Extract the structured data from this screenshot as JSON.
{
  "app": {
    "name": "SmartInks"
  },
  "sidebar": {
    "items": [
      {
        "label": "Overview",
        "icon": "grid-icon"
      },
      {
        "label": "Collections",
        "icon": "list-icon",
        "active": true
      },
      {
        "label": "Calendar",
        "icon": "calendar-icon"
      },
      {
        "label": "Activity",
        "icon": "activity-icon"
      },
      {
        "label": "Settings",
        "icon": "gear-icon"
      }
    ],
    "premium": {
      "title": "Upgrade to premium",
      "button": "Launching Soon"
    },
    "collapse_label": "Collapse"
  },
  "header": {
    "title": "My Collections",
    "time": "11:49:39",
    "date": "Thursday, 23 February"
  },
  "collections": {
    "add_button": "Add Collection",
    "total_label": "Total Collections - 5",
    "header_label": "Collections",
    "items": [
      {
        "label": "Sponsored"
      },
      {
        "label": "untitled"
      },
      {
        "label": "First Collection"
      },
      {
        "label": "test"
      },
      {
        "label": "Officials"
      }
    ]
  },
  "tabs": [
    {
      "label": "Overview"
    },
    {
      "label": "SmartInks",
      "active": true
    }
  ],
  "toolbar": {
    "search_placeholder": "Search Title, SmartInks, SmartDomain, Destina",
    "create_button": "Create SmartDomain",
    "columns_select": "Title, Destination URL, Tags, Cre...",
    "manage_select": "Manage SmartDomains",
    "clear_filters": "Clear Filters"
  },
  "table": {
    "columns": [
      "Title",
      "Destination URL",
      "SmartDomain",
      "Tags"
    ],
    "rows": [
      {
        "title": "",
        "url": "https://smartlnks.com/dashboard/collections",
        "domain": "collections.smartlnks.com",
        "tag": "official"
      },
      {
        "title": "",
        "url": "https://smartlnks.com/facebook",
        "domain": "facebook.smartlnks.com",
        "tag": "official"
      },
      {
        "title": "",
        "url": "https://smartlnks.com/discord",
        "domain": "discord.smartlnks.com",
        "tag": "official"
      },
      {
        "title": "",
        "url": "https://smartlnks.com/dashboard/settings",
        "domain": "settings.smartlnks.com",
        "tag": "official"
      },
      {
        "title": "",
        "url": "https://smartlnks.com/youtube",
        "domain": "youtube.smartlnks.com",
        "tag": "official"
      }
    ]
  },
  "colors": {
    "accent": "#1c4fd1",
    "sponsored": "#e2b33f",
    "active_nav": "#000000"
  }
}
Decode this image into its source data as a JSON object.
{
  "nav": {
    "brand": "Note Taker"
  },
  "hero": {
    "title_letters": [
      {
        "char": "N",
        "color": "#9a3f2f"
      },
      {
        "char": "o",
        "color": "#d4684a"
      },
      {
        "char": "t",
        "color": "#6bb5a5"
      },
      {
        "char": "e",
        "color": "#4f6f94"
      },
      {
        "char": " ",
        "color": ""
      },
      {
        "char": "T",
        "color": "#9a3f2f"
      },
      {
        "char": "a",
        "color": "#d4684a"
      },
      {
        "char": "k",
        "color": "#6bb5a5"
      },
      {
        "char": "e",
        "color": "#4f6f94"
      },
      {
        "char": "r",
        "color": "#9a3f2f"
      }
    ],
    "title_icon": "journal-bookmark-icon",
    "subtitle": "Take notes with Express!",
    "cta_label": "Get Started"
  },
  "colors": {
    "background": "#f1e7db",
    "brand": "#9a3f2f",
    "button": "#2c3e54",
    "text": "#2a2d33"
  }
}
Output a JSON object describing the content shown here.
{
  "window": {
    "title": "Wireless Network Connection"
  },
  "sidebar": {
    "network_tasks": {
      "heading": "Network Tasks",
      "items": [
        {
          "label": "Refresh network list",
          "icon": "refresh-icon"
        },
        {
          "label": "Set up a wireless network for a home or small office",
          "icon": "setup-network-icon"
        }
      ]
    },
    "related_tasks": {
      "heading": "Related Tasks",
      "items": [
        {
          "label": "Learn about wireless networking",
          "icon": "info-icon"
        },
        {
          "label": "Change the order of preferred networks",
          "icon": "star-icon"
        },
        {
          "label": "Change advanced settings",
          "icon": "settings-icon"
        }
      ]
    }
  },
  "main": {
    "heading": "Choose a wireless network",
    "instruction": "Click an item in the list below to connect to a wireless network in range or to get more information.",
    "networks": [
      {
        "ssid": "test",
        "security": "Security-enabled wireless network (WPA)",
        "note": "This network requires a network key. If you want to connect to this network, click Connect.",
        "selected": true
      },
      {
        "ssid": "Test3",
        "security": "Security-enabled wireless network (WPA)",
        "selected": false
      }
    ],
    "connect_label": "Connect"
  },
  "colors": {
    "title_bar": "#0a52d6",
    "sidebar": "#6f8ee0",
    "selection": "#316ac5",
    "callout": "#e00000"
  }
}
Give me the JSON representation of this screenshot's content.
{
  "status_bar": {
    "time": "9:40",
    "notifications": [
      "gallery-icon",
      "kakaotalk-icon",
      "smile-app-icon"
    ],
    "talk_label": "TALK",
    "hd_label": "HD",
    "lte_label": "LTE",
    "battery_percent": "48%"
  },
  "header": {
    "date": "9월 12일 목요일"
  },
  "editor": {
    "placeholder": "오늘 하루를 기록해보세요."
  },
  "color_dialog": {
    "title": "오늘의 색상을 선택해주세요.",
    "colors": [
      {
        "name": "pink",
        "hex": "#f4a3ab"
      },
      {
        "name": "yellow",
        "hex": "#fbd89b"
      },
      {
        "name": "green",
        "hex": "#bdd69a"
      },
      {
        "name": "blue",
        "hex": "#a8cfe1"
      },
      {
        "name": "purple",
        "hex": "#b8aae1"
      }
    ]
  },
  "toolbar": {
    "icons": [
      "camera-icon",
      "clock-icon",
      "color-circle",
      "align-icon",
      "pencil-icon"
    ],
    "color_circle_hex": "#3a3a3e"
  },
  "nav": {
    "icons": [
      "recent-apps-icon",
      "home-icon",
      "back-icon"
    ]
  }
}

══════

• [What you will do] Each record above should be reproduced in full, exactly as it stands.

• [Task answer]
Extract the structured data from this screenshot as JSON.
{
  "app": {
    "name": "SmartInks"
  },
  "sidebar": {
    "items": [
      {
        "label": "Overview",
        "icon": "grid-icon"
      },
      {
        "label": "Collections",
        "icon": "list-icon",
        "active": true
      },
      {
        "label": "Calendar",
        "icon": "calendar-icon"
      },
      {
        "label": "Activity",
        "icon": "activity-icon"
      },
      {
        "label": "Settings",
        "icon": "gear-icon"
      }
    ],
    "premium": {
      "title": "Upgrade to premium",
      "button": "Launching Soon"
    },
    "collapse_label": "Collapse"
  },
  "header": {
    "title": "My Collections",
    "time": "11:49:39",
    "date": "Thursday, 23 February"
  },
  "collections": {
    "add_button": "Add Collection",
    "total_label": "Total Collections - 5",
    "header_label": "Collections",
    "items": [
      {
        "label": "Sponsored"
      },
      {
        "label": "untitled"
      },
      {
        "label": "First Collection"
      },
      {
        "label": "test"
      },
      {
        "label": "Officials"
      }
    ]
  },
  "tabs": [
    {
      "label": "Overview"
    },
    {
      "label": "SmartInks",
      "active": true
    }
  ],
  "toolbar": {
    "search_placeholder": "Search Title, SmartInks, SmartDomain, Destina",
    "create_button": "Create SmartDomain",
    "columns_select": "Title, Destination URL, Tags, Cre...",
    "manage_select": "Manage SmartDomains",
    "clear_filters": "Clear Filters"
  },
  "table": {
    "columns": [
      "Title",
      "Destination URL",
      "SmartDomain",
      "Tags"
    ],
    "rows": [
      {
        "title": "",
        "url": "https://smartlnks.com/dashboard/collections",
        "domain": "collections.smartlnks.com",
        "tag": "official"
      },
      {
        "title": "",
        "url": "https://smartlnks.com/facebook",
        "domain": "facebook.smartlnks.com",
        "tag": "official"
      },
      {
        "title": "",
        "url": "https://smartlnks.com/discord",
        "domain": "discord.smartlnks.com",
        "tag": "official"
      },
      {
        "title": "",
        "url": "https://smartlnks.com/dashboard/settings",
        "domain": "settings.smartlnks.com",
        "tag": "official"
      },
      {
        "title": "",
        "url": "https://smartlnks.com/youtube",
        "domain": "youtube.smartlnks.com",
        "tag": "official"
      }
    ]
  },
  "colors": {
    "accent": "#1c4fd1",
    "sponsored": "#e2b33f",
    "active_nav": "#000000"
  }
}
Decode this image into its source data as a JSON object.
{
  "nav": {
    "brand": "Note Taker"
  },
  "hero": {
    "title_letters": [
      {
        "char": "N",
        "color": "#9a3f2f"
      },
      {
        "char": "o",
        "color": "#d4684a"
      },
      {
        "char": "t",
        "color": "#6bb5a5"
      },
      {
        "char": "e",
        "color": "#4f6f94"
      },
      {
        "char": " ",
        "color": ""
      },
      {
        "char": "T",
        "color": "#9a3f2f"
      },
      {
        "char": "a",
        "color": "#d4684a"
      },
      {
        "char": "k",
        "color": "#6bb5a5"
      },
      {
        "char": "e",
        "color": "#4f6f94"
      },
      {
        "char": "r",
        "color": "#9a3f2f"
      }
    ],
    "title_icon": "journal-bookmark-icon",
    "subtitle": "Take notes with Express!",
    "cta_label": "Get Started"
  },
  "colors": {
    "background": "#f1e7db",
    "brand": "#9a3f2f",
    "button": "#2c3e54",
    "text": "#2a2d33"
  }
}
Output a JSON object describing the content shown here.
{
  "window": {
    "title": "Wireless Network Connection"
  },
  "sidebar": {
    "network_tasks": {
      "heading": "Network Tasks",
      "items": [
        {
          "label": "Refresh network list",
          "icon": "refresh-icon"
        },
        {
          "label": "Set up a wireless network for a home or small office",
          "icon": "setup-network-icon"
        }
      ]
    },
    "related_tasks": {
      "heading": "Related Tasks",
      "items": [
        {
          "label": "Learn about wireless networking",
          "icon": "info-icon"
        },
        {
          "label": "Change the order of preferred networks",
          "icon": "star-icon"
        },
        {
          "label": "Change advanced settings",
          "icon": "settings-icon"
        }
      ]
    }
  },
  "main": {
    "heading": "Choose a wireless network",
    "instruction": "Click an item in the list below to connect to a wireless network in range or to get more information.",
    "networks": [
      {
        "ssid": "test",
        "security": "Security-enabled wireless network (WPA)",
        "note": "This network requires a network key. If you want to connect to this network, click Connect.",
        "selected": true
      },
      {
        "ssid": "Test3",
        "security": "Security-enabled wireless network (WPA)",
        "selected": false
      }
    ],
    "connect_label": "Connect"
  },
  "colors": {
    "title_bar": "#0a52d6",
    "sidebar": "#6f8ee0",
    "selection": "#316ac5",
    "callout": "#e00000"
  }
}
Give me the JSON representation of this screenshot's content.
{
  "status_bar": {
    "time": "9:40",
    "notifications": [
      "gallery-icon",
      "kakaotalk-icon",
      "smile-app-icon"
    ],
    "talk_label": "TALK",
    "hd_label": "HD",
    "lte_label": "LTE",
    "battery_percent": "48%"
  },
  "header": {
    "date": "9월 12일 목요일"
  },
  "editor": {
    "placeholder": "오늘 하루를 기록해보세요."
  },
  "color_dialog": {
    "title": "오늘의 색상을 선택해주세요.",
    "colors": [
      {
        "name": "pink",
        "hex": "#f4a3ab"
      },
      {
        "name": "yellow",
        "hex": "#fbd89b"
      },
      {
        "name": "green",
        "hex": "#bdd69a"
      },
      {
        "name": "blue",
        "hex": "#a8cfe1"
      },
      {
        "name": "purple",
        "hex": "#b8aae1"
      }
    ]
  },
  "toolbar": {
    "icons": [
      "camera-icon",
      "clock-icon",
      "color-circle",
      "align-icon",
      "pencil-icon"
    ],
    "color_circle_hex": "#3a3a3e"
  },
  "nav": {
    "icons": [
      "recent-apps-icon",
      "home-icon",
      "back-icon"
    ]
  }
}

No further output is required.